Although Keynesian economics has withstood repeated challenges and updated itself over the decades, it would be a mistake to conclude that it is sufficient for making sense of contemporary economic change. For that, we need to resurrect an alternative perspective on what money does and how it works.

CHICAGO – In Money and Empire, Perry Mehrling of Boston University recounts the remarkable moment, in 1965, when Congress summoned international monetary economist and historian Charles P. Kindleberger from MIT to testify on the troubling US balance-of-payments deficit. After World War II, the United States had persistently exported more than it imported. But by 1965, the reverse was true: West German goods were flooding the US domestic market, and Japanese imports were soon to follow. With dollars flowing overseas as payment for these imports, many had begun to ask if it was time to reform the post-war Bretton Woods international monetary system, which had pegged the US dollar directly to gold and tied other currencies more flexibly to the dollar.

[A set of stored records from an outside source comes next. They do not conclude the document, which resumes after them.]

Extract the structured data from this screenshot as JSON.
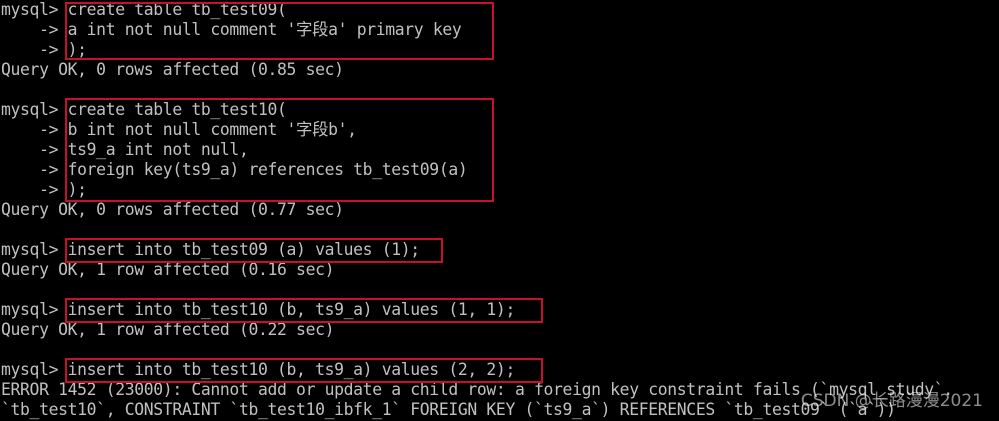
{
  "terminal": {
    "lines": [
      "mysql> create table tb_test09(",
      "    -> a int not null comment '字段a' primary key",
      "    -> );",
      "Query OK, 0 rows affected (0.85 sec)",
      "",
      "mysql> create table tb_test10(",
      "    -> b int not null comment '字段b',",
      "    -> ts9_a int not null,",
      "    -> foreign key(ts9_a) references tb_test09(a)",
      "    -> );",
      "Query OK, 0 rows affected (0.77 sec)",
      "",
      "mysql> insert into tb_test09 (a) values (1);",
      "Query OK, 1 row affected (0.16 sec)",
      "",
      "mysql> insert into tb_test10 (b, ts9_a) values (1, 1);",
      "Query OK, 1 row affected (0.22 sec)",
      "",
      "mysql> insert into tb_test10 (b, ts9_a) values (2, 2);",
      "ERROR 1452 (23000): Cannot add or update a child row: a foreign key constraint fails (`mysql_study`.",
      "`tb_test10`, CONSTRAINT `tb_test10_ibfk_1` FOREIGN KEY (`ts9_a`) REFERENCES `tb_test09` (`a`))"
    ]
  },
  "watermark": "CSDN @长路漫漫2021",
  "colors": {
    "background": "#000000",
    "text": "#c0c0c0",
    "highlight_border": "#c8102e"
  }
}
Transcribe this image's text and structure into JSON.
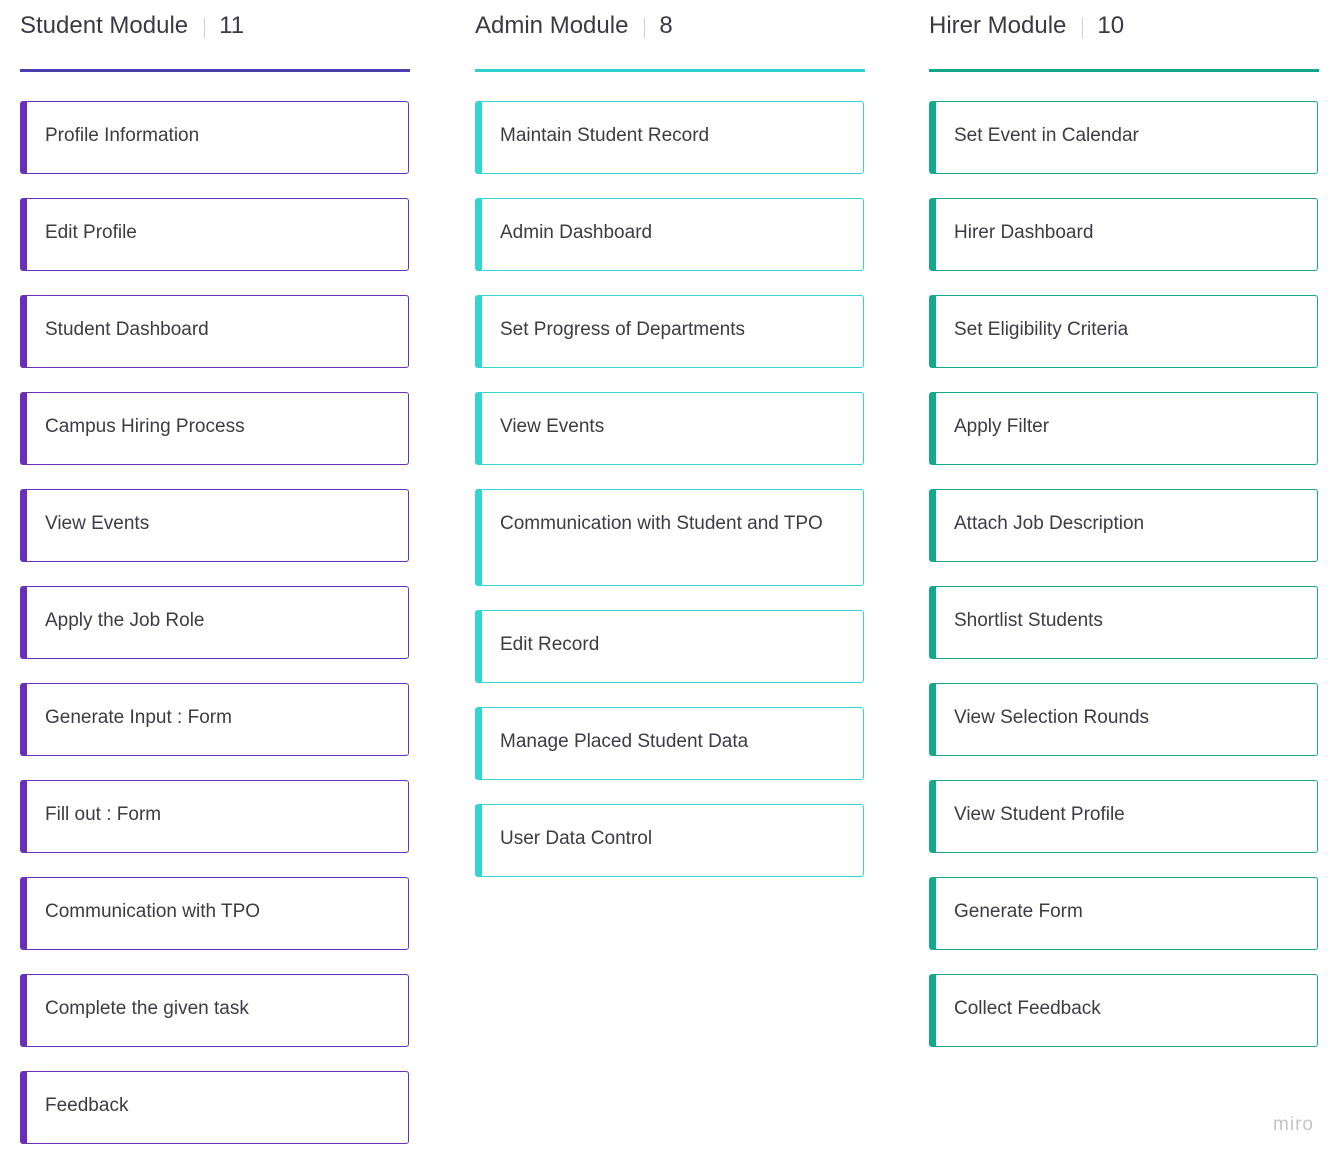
{
  "columns": [
    {
      "title": "Student Module",
      "count": "11",
      "accent": "#6a2fb8",
      "cards": [
        "Profile Information",
        "Edit Profile",
        "Student Dashboard",
        "Campus Hiring Process",
        "View Events",
        "Apply the Job Role",
        "Generate Input : Form",
        "Fill out : Form",
        "Communication with TPO",
        "Complete the given task",
        "Feedback"
      ]
    },
    {
      "title": "Admin Module",
      "count": "8",
      "accent": "#32d4d4",
      "cards": [
        "Maintain Student Record",
        "Admin Dashboard",
        "Set Progress of Departments",
        "View Events",
        "Communication with Student and TPO",
        "Edit Record",
        "Manage Placed Student Data",
        "User Data Control"
      ]
    },
    {
      "title": "Hirer Module",
      "count": "10",
      "accent": "#14a88c",
      "cards": [
        "Set Event in Calendar",
        "Hirer Dashboard",
        "Set Eligibility Criteria",
        "Apply Filter",
        "Attach Job Description",
        "Shortlist Students",
        "View Selection Rounds",
        "View Student Profile",
        "Generate Form",
        "Collect Feedback"
      ]
    }
  ],
  "watermark": "miro"
}
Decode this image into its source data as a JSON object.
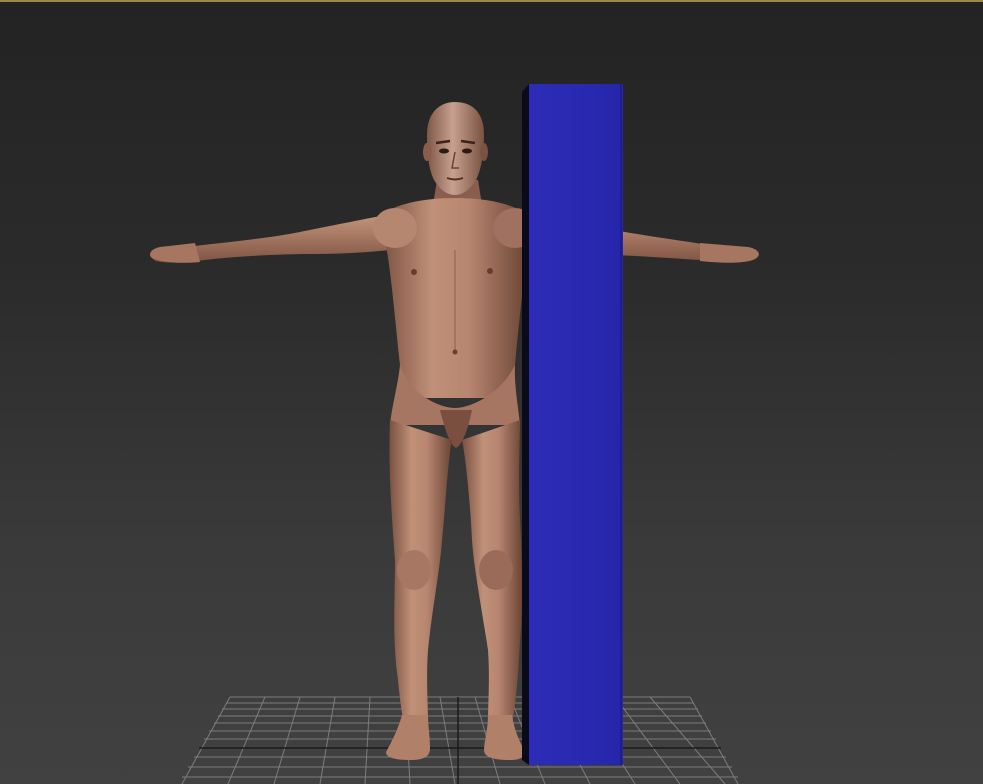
{
  "viewport": {
    "active_border_color": "#9a8a50",
    "background_top": "#232323",
    "background_bottom": "#414141"
  },
  "scene": {
    "objects": [
      {
        "name": "human-figure",
        "skin_color": "#b0806a"
      },
      {
        "name": "box-object",
        "color": "#2a2ab4"
      },
      {
        "name": "ground-grid",
        "color": "#8a8a8a"
      }
    ]
  }
}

Kindleberger’s answer was no: US trade could be financed, and the dominant international status of the US dollar secured, he argued, by an alliance of central banks led by the US Federal Reserve. “Many of my colleagues are terrified at the thought of collaboration of central bankers superseding [national] economic sovereignty and so on,” he observed. But central bankers “are technicians,” he said, “and this is the kind of problem they can handle easily.”

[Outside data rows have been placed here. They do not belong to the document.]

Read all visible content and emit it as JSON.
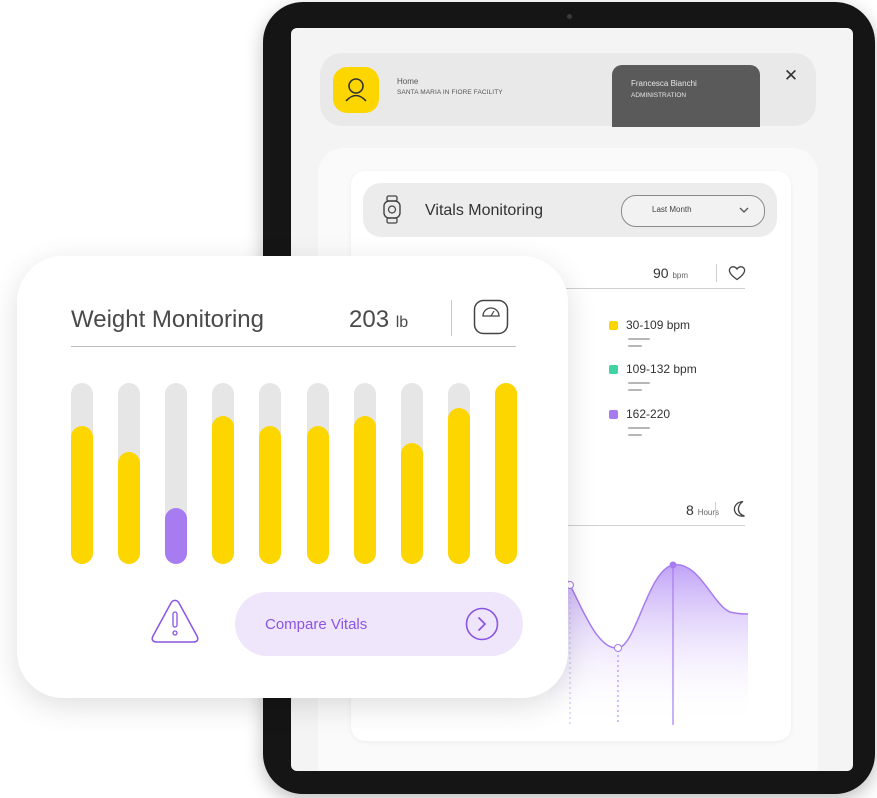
{
  "colors": {
    "accent_yellow": "#fdd600",
    "accent_purple": "#a77cf0",
    "purple_text": "#8a55e3",
    "legend_teal": "#3fd2a4",
    "dark_card": "#5a5a5a"
  },
  "topbar": {
    "home_label": "Home",
    "facility": "SANTA MARIA IN FIORE FACILITY",
    "user_name": "Francesca Bianchi",
    "user_role": "ADMINISTRATION",
    "avatar_icon": "user-icon",
    "close_icon": "close-icon",
    "close_label": "✕"
  },
  "vitals": {
    "title": "Vitals Monitoring",
    "icon": "smartwatch-icon",
    "period": "Last Month",
    "heart_rate": {
      "value": "90",
      "unit": "bpm",
      "icon": "heart-icon"
    },
    "legend": [
      {
        "label": "30-109 bpm",
        "color": "#fdd600"
      },
      {
        "label": "109-132 bpm",
        "color": "#3fd2a4"
      },
      {
        "label": "162-220",
        "color": "#a77cf0"
      }
    ],
    "sleep": {
      "value": "8",
      "unit": "Hours",
      "icon": "moon-icon"
    }
  },
  "weight": {
    "title": "Weight Monitoring",
    "value": "203",
    "unit": "lb",
    "icon": "scale-icon",
    "bar_fill_levels": [
      0.76,
      0.62,
      0.31,
      0.82,
      0.76,
      0.76,
      0.82,
      0.67,
      0.86,
      1.0
    ],
    "bar_colors": [
      "yellow",
      "yellow",
      "purple",
      "yellow",
      "yellow",
      "yellow",
      "yellow",
      "yellow",
      "yellow",
      "yellow"
    ],
    "warning_icon": "warning-triangle-icon",
    "compare_label": "Compare Vitals",
    "compare_icon": "arrow-right-circle-icon"
  }
}
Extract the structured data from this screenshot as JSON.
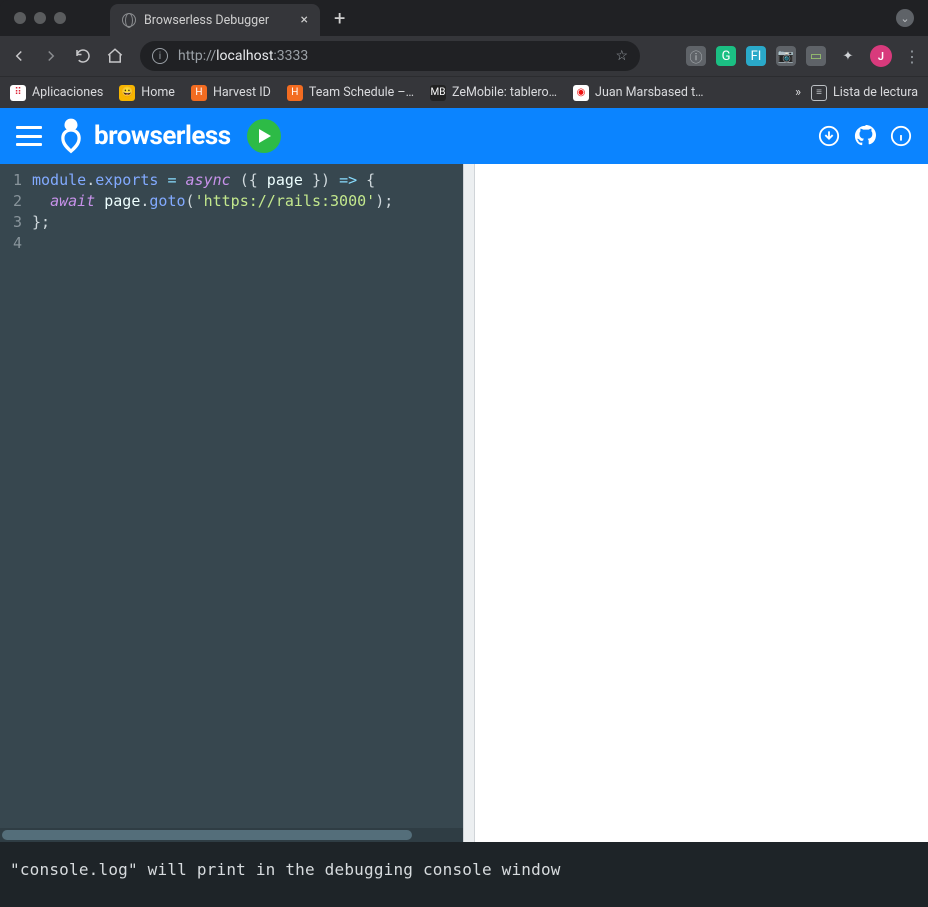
{
  "browser": {
    "tab_title": "Browserless Debugger",
    "new_tab_glyph": "+",
    "close_glyph": "×",
    "url_scheme": "http://",
    "url_host": "localhost",
    "url_port": ":3333",
    "star_glyph": "☆",
    "more_glyph": "»",
    "kebab_glyph": "⋮"
  },
  "bookmarks": [
    {
      "label": "Aplicaciones",
      "icon_bg": "#ffffff",
      "icon_text": "⠿",
      "icon_color": "#d23"
    },
    {
      "label": "Home",
      "icon_bg": "#f7b500",
      "icon_text": "😀",
      "icon_color": ""
    },
    {
      "label": "Harvest ID",
      "icon_bg": "#f36c21",
      "icon_text": "H",
      "icon_color": "#fff"
    },
    {
      "label": "Team Schedule –…",
      "icon_bg": "#f36c21",
      "icon_text": "H",
      "icon_color": "#fff"
    },
    {
      "label": "ZeMobile: tablero…",
      "icon_bg": "#222",
      "icon_text": "MB",
      "icon_color": "#fff"
    },
    {
      "label": "Juan Marsbased t…",
      "icon_bg": "#fff",
      "icon_text": "◉",
      "icon_color": "#e11"
    }
  ],
  "reading_list_label": "Lista de lectura",
  "avatar_initial": "J",
  "header": {
    "brand": "browserless"
  },
  "editor": {
    "line_numbers": [
      "1",
      "2",
      "3",
      "4"
    ],
    "code_tokens": [
      [
        {
          "t": "module",
          "c": "k-blue"
        },
        {
          "t": ".",
          "c": "k-punct"
        },
        {
          "t": "exports",
          "c": "k-blue"
        },
        {
          "t": " ",
          "c": ""
        },
        {
          "t": "=",
          "c": "k-cyan"
        },
        {
          "t": " ",
          "c": ""
        },
        {
          "t": "async",
          "c": "k-ital"
        },
        {
          "t": " ",
          "c": ""
        },
        {
          "t": "({",
          "c": "k-punct"
        },
        {
          "t": " page ",
          "c": "k-white"
        },
        {
          "t": "})",
          "c": "k-punct"
        },
        {
          "t": " ",
          "c": ""
        },
        {
          "t": "=>",
          "c": "k-cyan"
        },
        {
          "t": " ",
          "c": ""
        },
        {
          "t": "{",
          "c": "k-punct"
        }
      ],
      [
        {
          "t": "  ",
          "c": ""
        },
        {
          "t": "await",
          "c": "k-ital"
        },
        {
          "t": " ",
          "c": ""
        },
        {
          "t": "page",
          "c": "k-white"
        },
        {
          "t": ".",
          "c": "k-punct"
        },
        {
          "t": "goto",
          "c": "k-blue"
        },
        {
          "t": "(",
          "c": "k-punct"
        },
        {
          "t": "'https://rails:3000'",
          "c": "k-green"
        },
        {
          "t": ")",
          "c": "k-punct"
        },
        {
          "t": ";",
          "c": "k-punct"
        }
      ],
      [
        {
          "t": "};",
          "c": "k-punct"
        }
      ],
      [
        {
          "t": "",
          "c": ""
        }
      ]
    ]
  },
  "console_text": "\"console.log\" will print in the debugging console window",
  "ext_icons": [
    {
      "bg": "#5f6368",
      "fg": "#bcc0c4",
      "text": "ⓘ"
    },
    {
      "bg": "#1bbf83",
      "fg": "#fff",
      "text": "G"
    },
    {
      "bg": "#2aa9c9",
      "fg": "#fff",
      "text": "FI"
    },
    {
      "bg": "#5f6368",
      "fg": "#d0d3d6",
      "text": "📷"
    },
    {
      "bg": "#5f6368",
      "fg": "#9fcf6f",
      "text": "▭"
    }
  ],
  "puzzle_glyph": "✦"
}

In hindsight, Kindleberger’s comment is uncanny, considering that central banks have since become economic policymaking’s “only game in town.” Fed Chair Paul Volcker’s 1979-82 interest-rate shock, which halted the high inflation of the 1970s, was followed a decade later by the ideological and policy triumph of “central bank independence,” with Fed Chair Alan Greenspan becoming something of a financial industry folk legend.